When you need pressure vessels for hazardous material transportation, it's essential that the tanks you use are durable and secure. Any time you're handling contents that need to be under high pressure, any weakness in the seams can be a potential safety threat. For this reason, you should test your pressure tanks frequently to ensure that they are stable and safe for transportation. Here is an overview of hydrostatic testing to help you understand what you can expect from your first tank test.
Overview of Hydrostatic Testing
Hydrostatic testing is a process of putting a pressure tank into a test jacket. The jacket is filled with water to test the penetration of the tank seams. Once you secure the pressure tank inside the testing system, a predetermined level of water pressure will be applied inside your pressure tank. As this happens, the container expands. The testing facility measures the rate of expansion.
The calculation of this expansion rate is typically used as part of the assessment of the tank's condition. Additionally, the testing technicians will need to physically inspect both the interior and exterior of the tank for indications of any weakness or wear.
How Often Should You Do This?
For most pressure tanks, you'll only need to do hydrostatic testing every couple of years. In most cases, the testing interval will be varied depending on the tank's construction and purpose. The regulatory agency that is responsible for whatever material you transport will tell you what the inspection requirements are for your system.
For example, you need to have SCBA tanks tested every three to five years. The fiberglass and Kevlar-wrapped tanks usually need to be tested more frequently, while most other tanks can safely go five years between testing.
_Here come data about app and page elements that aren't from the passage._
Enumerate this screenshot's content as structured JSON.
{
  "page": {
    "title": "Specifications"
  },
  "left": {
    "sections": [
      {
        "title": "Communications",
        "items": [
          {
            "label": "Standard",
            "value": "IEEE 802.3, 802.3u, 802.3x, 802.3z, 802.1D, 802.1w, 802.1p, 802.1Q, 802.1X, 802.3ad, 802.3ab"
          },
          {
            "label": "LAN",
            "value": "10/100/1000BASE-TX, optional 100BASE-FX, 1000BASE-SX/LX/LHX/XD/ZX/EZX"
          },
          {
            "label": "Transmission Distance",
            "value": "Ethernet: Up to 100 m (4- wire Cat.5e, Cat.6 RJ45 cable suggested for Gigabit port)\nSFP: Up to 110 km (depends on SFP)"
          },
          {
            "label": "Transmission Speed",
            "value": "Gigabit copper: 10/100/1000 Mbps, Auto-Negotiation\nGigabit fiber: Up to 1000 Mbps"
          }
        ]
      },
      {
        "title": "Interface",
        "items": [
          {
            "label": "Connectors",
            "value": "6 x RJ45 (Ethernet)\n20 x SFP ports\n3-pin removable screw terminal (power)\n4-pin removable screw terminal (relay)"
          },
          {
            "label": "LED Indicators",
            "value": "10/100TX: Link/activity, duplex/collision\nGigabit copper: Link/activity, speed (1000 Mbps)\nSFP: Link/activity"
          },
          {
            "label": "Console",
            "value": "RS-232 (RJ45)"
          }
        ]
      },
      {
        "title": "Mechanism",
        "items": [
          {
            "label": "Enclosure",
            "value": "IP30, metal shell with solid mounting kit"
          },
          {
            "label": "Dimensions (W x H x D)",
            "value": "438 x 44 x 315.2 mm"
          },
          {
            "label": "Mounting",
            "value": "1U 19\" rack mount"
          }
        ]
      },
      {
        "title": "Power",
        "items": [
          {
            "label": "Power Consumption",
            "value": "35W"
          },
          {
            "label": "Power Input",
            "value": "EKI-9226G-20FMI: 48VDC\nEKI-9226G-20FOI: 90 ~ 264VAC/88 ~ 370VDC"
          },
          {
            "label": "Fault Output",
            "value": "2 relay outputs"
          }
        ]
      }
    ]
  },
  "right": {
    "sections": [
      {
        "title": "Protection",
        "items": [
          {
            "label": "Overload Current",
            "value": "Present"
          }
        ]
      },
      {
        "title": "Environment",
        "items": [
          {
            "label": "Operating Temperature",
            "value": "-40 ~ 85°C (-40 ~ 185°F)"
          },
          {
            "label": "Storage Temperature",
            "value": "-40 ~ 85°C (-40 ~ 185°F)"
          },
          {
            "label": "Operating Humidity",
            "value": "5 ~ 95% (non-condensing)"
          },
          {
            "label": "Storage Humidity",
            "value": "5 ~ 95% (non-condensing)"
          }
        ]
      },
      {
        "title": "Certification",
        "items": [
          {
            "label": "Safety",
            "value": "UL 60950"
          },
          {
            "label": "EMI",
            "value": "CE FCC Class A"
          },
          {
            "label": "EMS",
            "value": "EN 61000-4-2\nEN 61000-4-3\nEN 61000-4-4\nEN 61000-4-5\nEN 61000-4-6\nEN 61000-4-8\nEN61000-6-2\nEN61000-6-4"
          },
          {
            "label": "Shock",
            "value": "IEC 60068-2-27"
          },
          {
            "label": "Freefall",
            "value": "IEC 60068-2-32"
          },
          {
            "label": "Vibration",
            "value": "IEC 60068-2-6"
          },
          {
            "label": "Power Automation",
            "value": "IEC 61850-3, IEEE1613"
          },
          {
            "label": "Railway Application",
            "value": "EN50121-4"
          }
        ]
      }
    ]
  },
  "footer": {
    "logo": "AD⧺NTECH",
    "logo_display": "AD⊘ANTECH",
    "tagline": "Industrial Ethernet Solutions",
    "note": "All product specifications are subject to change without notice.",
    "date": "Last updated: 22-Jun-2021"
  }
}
It is important that you have these tests done on time throughout the duration of the tank's usable life.
About the Usable Life
The tank manufacturer will tell you what the recommended life of the tank is so that you can monitor the age of each tank. When the pressure tank reaches the end of its usable life, it needs to be put out of service. In most cases, testing companies won't even consider running a hydro-test on a tank that's reached the end of its lifespan, so you can't be sure that it's safe to use. If there is any visible damage or the tank's been exposed to intense heat, it's time to retire it. Inspect the tank visually every time you use it for signs of physical damage, missing decals or other issues.
Completing Your Visual Inspection
In most cases, the testing company will conduct a thorough visual inspection of the tank. When possible, this includes both the interior and the exterior of the tank. If you use small tanks or portable units, you won't likely be able to conduct interior inspections, but with large tanks, the interior exam is essential.
When you inspect the interior cavity of a pressure tank, you'll want to check out the cylinder valve to ensure that it's free of corrosion. This gives you the confidence that the valve will open when you need it. Once you've removed the valve to inspect it, you can then use a mirror and light inside the cylinder to inspect the surface of the interior. Check for any damage or defects in both the tank and the neck or shoulder section.
Any time you're using pressure tanks, you need to be confident that your tanks are secure. These routine tests are the best way to verify that your tanks will hold up to the pressure that they have to withstand. With these tips, you can protect your tanks and everyone handling them from serious risks. For more information on maintaining your tanks, contact a pressure vessel fabrication company.